▶ **GOAL OF THE EXERCISE**:
Search through the entries for the word "title" and copy every line that has it.

▶ **Dataset rows describing interfaces**:

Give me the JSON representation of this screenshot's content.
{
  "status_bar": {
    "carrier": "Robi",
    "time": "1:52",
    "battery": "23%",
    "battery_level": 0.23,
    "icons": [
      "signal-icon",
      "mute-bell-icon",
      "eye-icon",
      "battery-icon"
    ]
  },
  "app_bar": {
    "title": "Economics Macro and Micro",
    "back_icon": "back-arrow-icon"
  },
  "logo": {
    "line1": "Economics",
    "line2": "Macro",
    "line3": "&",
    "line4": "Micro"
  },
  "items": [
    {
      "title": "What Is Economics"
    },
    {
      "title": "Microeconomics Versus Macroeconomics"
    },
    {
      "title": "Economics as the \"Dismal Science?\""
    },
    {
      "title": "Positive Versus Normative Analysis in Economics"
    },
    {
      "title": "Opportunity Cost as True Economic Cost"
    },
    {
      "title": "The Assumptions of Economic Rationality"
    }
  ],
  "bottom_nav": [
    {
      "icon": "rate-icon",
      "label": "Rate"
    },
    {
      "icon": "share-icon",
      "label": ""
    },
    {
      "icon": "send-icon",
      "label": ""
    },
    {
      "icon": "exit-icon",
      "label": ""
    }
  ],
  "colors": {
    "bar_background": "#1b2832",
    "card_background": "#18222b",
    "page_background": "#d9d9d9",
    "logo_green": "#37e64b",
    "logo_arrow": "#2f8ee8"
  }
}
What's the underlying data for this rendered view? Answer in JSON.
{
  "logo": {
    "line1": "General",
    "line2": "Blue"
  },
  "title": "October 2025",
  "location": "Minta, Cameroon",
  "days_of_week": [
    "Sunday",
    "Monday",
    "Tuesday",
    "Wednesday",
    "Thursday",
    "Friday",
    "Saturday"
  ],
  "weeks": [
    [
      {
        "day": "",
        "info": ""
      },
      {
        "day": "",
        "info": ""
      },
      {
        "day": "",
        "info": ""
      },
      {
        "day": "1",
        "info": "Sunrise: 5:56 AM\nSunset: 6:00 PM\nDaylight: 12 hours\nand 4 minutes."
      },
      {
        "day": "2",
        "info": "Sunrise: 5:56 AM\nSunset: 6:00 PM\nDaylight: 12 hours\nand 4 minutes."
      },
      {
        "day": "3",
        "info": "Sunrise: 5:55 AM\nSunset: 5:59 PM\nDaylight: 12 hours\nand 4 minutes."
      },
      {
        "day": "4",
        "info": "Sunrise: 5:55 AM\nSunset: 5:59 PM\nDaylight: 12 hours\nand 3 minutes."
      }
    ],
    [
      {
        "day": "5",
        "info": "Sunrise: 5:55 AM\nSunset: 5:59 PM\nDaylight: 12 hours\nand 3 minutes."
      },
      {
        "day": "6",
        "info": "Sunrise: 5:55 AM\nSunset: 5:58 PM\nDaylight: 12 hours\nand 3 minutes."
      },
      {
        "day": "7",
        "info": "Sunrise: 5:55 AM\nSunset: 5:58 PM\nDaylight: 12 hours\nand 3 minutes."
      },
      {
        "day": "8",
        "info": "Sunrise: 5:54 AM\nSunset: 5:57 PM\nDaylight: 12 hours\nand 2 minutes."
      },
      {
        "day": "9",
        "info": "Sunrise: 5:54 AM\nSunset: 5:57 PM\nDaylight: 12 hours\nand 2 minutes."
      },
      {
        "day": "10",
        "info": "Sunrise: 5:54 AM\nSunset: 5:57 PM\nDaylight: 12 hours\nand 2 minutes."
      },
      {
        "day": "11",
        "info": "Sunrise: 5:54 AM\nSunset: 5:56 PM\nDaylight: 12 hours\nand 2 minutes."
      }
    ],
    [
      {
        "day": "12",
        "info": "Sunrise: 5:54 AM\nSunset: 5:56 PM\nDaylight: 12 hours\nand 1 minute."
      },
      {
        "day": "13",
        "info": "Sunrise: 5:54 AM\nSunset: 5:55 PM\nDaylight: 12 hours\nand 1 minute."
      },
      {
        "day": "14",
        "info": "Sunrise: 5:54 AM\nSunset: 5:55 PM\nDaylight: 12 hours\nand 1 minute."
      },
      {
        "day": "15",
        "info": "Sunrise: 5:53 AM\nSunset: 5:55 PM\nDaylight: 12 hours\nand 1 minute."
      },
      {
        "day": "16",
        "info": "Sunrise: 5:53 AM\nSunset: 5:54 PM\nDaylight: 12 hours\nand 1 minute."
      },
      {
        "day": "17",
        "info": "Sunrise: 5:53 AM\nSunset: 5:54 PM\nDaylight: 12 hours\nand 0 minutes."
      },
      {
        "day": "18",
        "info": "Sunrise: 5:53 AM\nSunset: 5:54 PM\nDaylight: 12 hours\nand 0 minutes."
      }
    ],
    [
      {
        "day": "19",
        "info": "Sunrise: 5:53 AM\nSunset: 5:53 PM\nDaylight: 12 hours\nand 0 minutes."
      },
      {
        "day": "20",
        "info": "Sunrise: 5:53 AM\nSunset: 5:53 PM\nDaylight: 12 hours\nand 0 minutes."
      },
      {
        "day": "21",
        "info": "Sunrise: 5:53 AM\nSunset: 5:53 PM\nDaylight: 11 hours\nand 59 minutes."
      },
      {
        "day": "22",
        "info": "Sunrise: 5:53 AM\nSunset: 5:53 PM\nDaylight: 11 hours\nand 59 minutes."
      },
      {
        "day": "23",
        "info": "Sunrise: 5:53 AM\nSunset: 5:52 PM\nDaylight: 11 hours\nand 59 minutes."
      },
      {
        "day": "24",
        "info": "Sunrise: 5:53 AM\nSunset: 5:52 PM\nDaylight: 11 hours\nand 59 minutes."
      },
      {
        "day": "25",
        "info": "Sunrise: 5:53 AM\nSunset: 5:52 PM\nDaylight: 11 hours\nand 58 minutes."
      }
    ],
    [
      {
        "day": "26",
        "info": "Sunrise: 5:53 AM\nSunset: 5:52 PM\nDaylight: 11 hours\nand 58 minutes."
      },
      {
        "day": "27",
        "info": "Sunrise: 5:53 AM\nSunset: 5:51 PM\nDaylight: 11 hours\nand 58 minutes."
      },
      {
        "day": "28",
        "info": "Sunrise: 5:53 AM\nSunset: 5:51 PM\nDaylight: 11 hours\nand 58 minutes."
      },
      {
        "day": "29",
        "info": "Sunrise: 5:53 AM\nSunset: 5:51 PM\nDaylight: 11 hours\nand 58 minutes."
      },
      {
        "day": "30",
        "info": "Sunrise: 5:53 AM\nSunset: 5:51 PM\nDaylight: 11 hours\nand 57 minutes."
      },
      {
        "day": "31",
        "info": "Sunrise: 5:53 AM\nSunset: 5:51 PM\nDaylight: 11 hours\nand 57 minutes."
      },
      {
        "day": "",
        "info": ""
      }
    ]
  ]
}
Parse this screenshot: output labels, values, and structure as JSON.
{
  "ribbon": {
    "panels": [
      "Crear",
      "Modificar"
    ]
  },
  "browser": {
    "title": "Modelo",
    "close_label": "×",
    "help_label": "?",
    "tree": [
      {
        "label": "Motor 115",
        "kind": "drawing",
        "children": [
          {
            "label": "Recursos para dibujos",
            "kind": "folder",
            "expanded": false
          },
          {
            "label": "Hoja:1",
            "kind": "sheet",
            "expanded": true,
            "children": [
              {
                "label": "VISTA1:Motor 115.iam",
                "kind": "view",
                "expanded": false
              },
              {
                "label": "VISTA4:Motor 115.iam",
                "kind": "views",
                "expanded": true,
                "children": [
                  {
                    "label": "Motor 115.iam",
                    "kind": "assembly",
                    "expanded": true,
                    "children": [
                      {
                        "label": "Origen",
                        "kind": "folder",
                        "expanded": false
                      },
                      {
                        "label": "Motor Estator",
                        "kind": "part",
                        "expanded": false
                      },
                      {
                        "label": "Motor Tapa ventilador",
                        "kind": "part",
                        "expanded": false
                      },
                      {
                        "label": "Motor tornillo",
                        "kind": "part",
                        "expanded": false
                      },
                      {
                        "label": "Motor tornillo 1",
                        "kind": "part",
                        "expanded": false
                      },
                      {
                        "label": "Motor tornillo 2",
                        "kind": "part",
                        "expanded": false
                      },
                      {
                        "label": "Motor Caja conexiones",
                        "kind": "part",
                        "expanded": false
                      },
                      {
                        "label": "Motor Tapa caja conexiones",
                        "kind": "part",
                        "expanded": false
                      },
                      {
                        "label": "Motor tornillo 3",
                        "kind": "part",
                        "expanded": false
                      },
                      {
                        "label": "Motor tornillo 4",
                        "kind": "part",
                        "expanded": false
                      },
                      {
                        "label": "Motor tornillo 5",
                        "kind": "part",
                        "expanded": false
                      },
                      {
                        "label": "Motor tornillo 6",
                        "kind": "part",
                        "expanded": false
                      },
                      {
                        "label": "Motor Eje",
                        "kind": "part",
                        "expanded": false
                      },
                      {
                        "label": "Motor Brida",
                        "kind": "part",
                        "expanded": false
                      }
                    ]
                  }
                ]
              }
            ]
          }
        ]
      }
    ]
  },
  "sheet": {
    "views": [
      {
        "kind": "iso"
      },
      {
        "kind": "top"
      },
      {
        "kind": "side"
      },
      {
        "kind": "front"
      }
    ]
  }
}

▶ **ANSWER SPACE**:
    "title": "Economics Macro and Micro",
      "title": "What Is Economics"
      "title": "Microeconomics Versus Macroeconomics"
      "title": "Economics as the \"Dismal Science?\""
      "title": "Positive Versus Normative Analysis in Economics"
      "title": "Opportunity Cost as True Economic Cost"
      "title": "The Assumptions of Economic Rationality"
  "title": "October 2025",
    "title": "Modelo",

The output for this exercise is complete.